Cohesive means that the fill material is viscous. It is more like a gel than a liquid. While the cohesiveness of the silicone filler helps to provide a more natural feel, the significance of the fill material varies greatly from patient to patient.
Slender women who have minimal breast tissue will notice the most benefit from silicone gel-filled implants. In addition, some implant makers such as Allergan and Sientra offer more than one type of gel. They have softer implants that are less cohesive in addition to more cohesive (gummy bear-like) implants that are a bit firmer but hold their shape better. The gel fill that is best for you will depend upon your anatomy but also on your priorities. My staff and I will of course help you make the best choice for you.
Cost is another key factor that differentiates these two types of implants. A pair of silicone implants cost about $1000 more than a pair of standard saline-filled implants. The price difference reflects the additional cost charged by the implant manufacturers.
However, the silicone gel-filled implant also includes a much better warranty than the saline implants. It includes coverage for leakage and also for capsular contracture. It also includes a stipend to cover replacement costs.
Due to the many great choices, choosing the right implants can be confusing. However, my team and I at Weider Plastic Surgery are ready to help you make the best choice for you. Should you wish to discuss breast augmentation or any other procedure please call Weider Plastic Surgery today at (972) 566-8444.
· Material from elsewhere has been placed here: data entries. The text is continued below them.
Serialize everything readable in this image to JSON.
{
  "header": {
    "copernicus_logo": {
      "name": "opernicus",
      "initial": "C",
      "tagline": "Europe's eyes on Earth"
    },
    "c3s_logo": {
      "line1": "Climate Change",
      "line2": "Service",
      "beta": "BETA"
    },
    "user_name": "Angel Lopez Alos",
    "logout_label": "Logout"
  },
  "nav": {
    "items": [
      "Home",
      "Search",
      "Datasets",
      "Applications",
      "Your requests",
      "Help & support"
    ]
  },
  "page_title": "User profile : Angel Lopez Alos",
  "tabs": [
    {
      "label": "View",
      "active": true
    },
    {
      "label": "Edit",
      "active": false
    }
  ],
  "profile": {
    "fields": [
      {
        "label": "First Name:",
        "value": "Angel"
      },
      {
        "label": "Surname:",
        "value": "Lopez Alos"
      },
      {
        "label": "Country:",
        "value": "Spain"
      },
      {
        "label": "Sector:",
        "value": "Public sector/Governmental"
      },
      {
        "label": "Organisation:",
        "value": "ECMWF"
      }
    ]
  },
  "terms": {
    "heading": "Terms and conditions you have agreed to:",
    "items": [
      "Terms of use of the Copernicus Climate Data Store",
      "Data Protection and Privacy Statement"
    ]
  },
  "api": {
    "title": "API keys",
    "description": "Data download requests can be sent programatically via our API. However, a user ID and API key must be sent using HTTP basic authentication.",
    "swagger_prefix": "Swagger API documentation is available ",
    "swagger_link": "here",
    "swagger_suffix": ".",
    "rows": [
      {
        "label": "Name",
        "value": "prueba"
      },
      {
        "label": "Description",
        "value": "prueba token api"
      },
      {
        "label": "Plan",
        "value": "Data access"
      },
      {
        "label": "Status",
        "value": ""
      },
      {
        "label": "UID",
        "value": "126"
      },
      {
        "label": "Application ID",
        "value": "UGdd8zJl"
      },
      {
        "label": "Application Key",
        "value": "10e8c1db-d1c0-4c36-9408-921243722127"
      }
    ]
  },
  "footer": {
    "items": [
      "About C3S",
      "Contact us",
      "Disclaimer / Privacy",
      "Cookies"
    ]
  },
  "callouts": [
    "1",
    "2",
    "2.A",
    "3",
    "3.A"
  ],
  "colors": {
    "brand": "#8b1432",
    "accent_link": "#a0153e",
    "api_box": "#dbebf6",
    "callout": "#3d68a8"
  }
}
Dr. Weider, a native of Southern California, is a Board-Certified Plastic Surgeon who has maintained a private practice in Dallas, TX since 1999. After attending Stanford University, he obtained his medical degree (M.D.) from Baylor College of Medicine in Houston. He then completed a one year surgical internship in Los Angeles at Harbor-UCLA Medical Center, followed by a four year general surgery residency in Dallas at Methodist Medical Center, and a two year plastic surgery fellowship in Cleveland at Case Western Reserve University.